Page and application data records
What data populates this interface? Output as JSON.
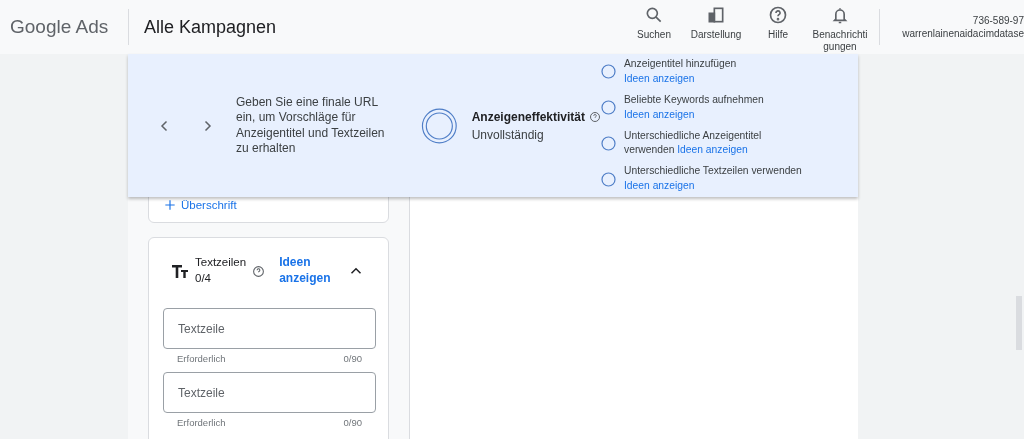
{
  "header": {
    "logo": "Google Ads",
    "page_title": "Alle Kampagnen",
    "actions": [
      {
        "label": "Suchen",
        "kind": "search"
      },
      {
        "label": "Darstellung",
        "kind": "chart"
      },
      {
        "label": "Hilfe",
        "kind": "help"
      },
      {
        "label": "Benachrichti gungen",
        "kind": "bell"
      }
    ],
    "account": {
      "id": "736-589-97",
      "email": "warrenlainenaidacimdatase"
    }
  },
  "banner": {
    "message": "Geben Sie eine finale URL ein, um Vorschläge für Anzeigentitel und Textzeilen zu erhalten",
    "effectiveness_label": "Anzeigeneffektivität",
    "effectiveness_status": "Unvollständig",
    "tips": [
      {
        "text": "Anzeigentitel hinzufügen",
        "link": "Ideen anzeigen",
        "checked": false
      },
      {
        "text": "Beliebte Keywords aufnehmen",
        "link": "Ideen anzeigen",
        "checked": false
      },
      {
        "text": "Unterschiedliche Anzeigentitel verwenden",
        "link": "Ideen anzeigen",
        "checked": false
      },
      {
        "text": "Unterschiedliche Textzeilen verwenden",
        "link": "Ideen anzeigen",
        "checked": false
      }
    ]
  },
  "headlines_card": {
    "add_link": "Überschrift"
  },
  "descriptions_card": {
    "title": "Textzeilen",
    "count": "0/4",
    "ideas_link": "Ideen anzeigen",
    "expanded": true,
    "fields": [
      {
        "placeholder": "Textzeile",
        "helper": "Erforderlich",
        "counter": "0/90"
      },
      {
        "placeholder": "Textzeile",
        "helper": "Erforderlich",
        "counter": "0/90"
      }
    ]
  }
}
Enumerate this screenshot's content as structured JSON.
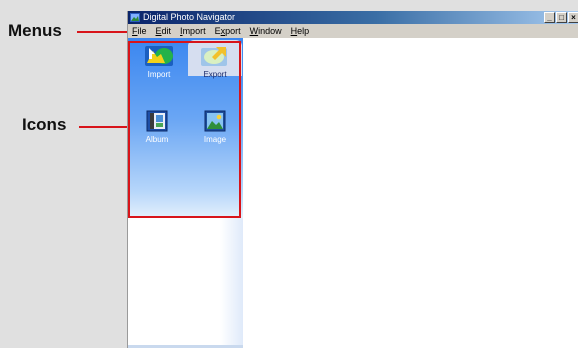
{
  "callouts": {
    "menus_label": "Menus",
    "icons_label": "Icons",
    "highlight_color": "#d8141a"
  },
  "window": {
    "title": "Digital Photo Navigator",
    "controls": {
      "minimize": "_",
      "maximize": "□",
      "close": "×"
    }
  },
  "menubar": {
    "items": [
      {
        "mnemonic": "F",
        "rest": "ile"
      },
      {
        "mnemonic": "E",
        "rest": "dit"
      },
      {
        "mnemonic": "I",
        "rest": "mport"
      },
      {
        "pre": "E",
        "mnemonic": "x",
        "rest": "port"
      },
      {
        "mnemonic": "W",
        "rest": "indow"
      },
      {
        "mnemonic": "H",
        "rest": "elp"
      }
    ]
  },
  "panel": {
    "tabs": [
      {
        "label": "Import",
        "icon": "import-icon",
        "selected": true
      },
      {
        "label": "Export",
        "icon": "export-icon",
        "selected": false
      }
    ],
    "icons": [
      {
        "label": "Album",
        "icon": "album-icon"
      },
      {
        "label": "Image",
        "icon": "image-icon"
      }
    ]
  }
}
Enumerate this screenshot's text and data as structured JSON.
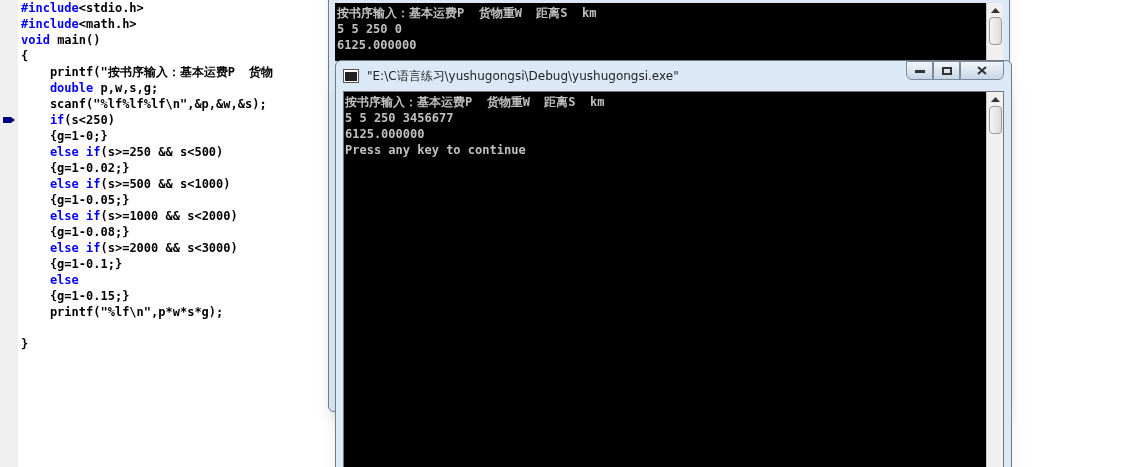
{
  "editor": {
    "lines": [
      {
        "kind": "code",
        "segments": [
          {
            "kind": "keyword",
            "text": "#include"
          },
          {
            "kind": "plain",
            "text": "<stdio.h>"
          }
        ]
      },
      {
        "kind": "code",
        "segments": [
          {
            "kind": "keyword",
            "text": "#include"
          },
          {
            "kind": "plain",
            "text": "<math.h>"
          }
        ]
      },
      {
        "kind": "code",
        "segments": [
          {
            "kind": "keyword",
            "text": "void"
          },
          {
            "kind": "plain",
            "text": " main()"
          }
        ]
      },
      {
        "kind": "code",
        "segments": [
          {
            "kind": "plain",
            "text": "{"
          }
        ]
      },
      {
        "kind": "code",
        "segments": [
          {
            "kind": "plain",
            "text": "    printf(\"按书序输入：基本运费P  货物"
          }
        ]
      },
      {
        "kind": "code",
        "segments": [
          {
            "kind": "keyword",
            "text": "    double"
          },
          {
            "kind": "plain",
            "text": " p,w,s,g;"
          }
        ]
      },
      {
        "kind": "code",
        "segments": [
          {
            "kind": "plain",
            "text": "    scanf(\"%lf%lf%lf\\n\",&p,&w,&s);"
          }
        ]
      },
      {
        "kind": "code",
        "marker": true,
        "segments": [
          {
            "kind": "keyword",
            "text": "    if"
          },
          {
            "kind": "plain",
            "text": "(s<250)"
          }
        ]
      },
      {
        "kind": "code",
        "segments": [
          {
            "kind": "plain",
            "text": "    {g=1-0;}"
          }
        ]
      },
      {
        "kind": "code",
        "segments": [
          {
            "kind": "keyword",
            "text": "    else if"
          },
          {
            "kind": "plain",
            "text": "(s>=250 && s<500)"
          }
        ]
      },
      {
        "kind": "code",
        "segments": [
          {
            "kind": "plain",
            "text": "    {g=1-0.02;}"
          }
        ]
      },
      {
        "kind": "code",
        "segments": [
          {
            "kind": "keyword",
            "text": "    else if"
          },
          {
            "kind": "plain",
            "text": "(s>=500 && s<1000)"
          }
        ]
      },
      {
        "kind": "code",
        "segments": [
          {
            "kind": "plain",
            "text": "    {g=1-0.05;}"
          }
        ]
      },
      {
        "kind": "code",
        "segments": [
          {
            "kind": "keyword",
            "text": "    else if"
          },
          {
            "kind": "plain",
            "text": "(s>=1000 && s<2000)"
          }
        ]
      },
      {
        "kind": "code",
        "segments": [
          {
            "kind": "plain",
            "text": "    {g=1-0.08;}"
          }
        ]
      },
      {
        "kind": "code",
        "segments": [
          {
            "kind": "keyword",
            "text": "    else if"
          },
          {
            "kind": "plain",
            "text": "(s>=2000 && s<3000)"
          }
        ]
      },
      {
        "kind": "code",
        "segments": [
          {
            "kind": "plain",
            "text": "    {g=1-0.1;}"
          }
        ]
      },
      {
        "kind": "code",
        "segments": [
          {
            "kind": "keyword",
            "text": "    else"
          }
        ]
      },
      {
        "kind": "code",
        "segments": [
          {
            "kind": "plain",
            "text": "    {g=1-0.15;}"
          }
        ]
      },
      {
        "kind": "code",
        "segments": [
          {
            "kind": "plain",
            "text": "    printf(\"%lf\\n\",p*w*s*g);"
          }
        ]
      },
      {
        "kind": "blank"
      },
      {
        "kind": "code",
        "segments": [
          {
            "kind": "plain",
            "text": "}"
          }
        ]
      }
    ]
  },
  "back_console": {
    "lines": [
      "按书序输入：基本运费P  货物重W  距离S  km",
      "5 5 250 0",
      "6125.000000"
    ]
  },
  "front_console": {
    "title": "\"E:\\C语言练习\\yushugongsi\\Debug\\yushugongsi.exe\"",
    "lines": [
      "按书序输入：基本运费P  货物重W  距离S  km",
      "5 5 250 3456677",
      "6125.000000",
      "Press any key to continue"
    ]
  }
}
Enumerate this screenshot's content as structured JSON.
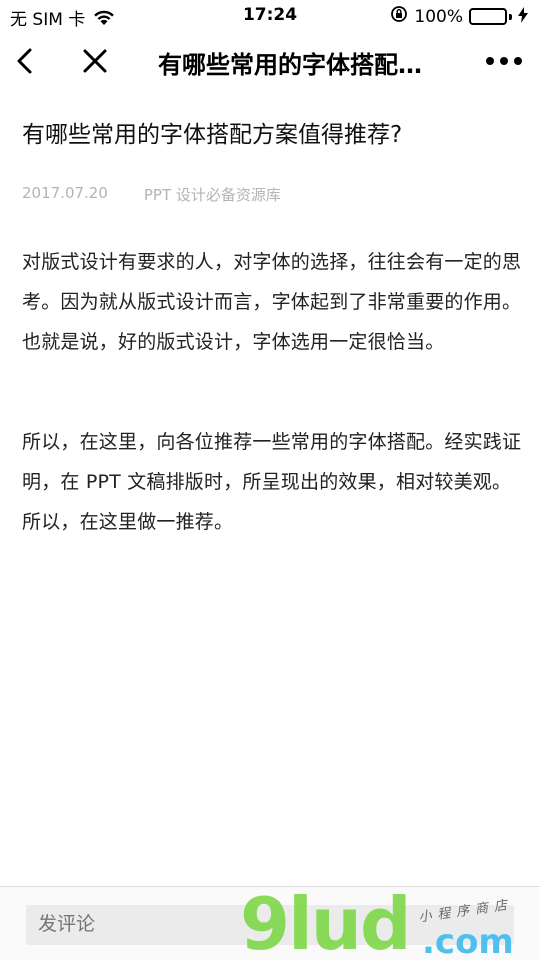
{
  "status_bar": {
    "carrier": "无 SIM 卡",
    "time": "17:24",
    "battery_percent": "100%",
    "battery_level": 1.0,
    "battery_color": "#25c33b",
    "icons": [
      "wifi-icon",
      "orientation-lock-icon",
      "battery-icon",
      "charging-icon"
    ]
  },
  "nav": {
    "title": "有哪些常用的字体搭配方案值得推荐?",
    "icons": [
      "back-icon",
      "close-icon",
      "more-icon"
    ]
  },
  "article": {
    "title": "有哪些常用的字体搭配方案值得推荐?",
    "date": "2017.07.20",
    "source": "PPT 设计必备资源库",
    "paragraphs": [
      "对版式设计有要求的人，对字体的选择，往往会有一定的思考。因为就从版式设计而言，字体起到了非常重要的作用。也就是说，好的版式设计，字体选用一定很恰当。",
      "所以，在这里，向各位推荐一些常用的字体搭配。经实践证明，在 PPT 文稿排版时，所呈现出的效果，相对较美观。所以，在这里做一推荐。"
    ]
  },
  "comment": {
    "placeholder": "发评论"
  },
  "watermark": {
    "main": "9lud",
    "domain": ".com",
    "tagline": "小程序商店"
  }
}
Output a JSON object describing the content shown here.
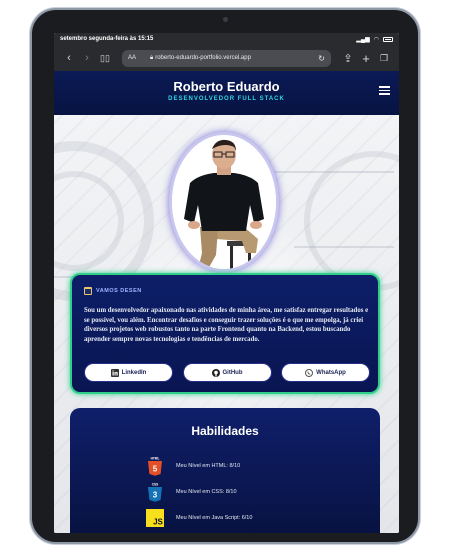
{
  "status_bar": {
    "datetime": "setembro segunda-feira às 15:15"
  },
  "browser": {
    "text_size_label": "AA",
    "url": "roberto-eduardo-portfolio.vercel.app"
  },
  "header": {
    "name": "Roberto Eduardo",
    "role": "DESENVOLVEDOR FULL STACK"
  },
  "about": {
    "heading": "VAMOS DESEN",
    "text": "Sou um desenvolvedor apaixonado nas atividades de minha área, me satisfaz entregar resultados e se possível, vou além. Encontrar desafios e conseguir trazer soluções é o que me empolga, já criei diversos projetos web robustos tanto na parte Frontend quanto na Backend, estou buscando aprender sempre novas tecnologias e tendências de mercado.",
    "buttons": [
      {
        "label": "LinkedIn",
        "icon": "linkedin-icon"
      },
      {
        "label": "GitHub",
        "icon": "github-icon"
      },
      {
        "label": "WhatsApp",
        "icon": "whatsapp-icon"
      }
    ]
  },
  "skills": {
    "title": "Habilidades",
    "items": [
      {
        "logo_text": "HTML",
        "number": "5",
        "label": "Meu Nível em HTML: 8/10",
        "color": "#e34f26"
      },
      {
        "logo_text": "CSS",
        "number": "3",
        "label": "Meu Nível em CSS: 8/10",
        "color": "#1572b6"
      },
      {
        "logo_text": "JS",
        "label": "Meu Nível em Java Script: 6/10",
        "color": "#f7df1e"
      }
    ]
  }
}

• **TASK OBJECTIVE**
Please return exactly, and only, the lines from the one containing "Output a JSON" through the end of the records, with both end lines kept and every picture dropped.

• **ANSWER BELOW**
Output a JSON object describing the content shown here.
{
  "status_bar": {
    "datetime": "setembro segunda-feira às 15:15"
  },
  "browser": {
    "text_size_label": "AA",
    "url": "roberto-eduardo-portfolio.vercel.app"
  },
  "header": {
    "name": "Roberto Eduardo",
    "role": "DESENVOLVEDOR FULL STACK"
  },
  "about": {
    "heading": "VAMOS DESEN",
    "text": "Sou um desenvolvedor apaixonado nas atividades de minha área, me satisfaz entregar resultados e se possível, vou além. Encontrar desafios e conseguir trazer soluções é o que me empolga, já criei diversos projetos web robustos tanto na parte Frontend quanto na Backend, estou buscando aprender sempre novas tecnologias e tendências de mercado.",
    "buttons": [
      {
        "label": "LinkedIn",
        "icon": "linkedin-icon"
      },
      {
        "label": "GitHub",
        "icon": "github-icon"
      },
      {
        "label": "WhatsApp",
        "icon": "whatsapp-icon"
      }
    ]
  },
  "skills": {
    "title": "Habilidades",
    "items": [
      {
        "logo_text": "HTML",
        "number": "5",
        "label": "Meu Nível em HTML: 8/10",
        "color": "#e34f26"
      },
      {
        "logo_text": "CSS",
        "number": "3",
        "label": "Meu Nível em CSS: 8/10",
        "color": "#1572b6"
      },
      {
        "logo_text": "JS",
        "label": "Meu Nível em Java Script: 6/10",
        "color": "#f7df1e"
      }
    ]
  }
}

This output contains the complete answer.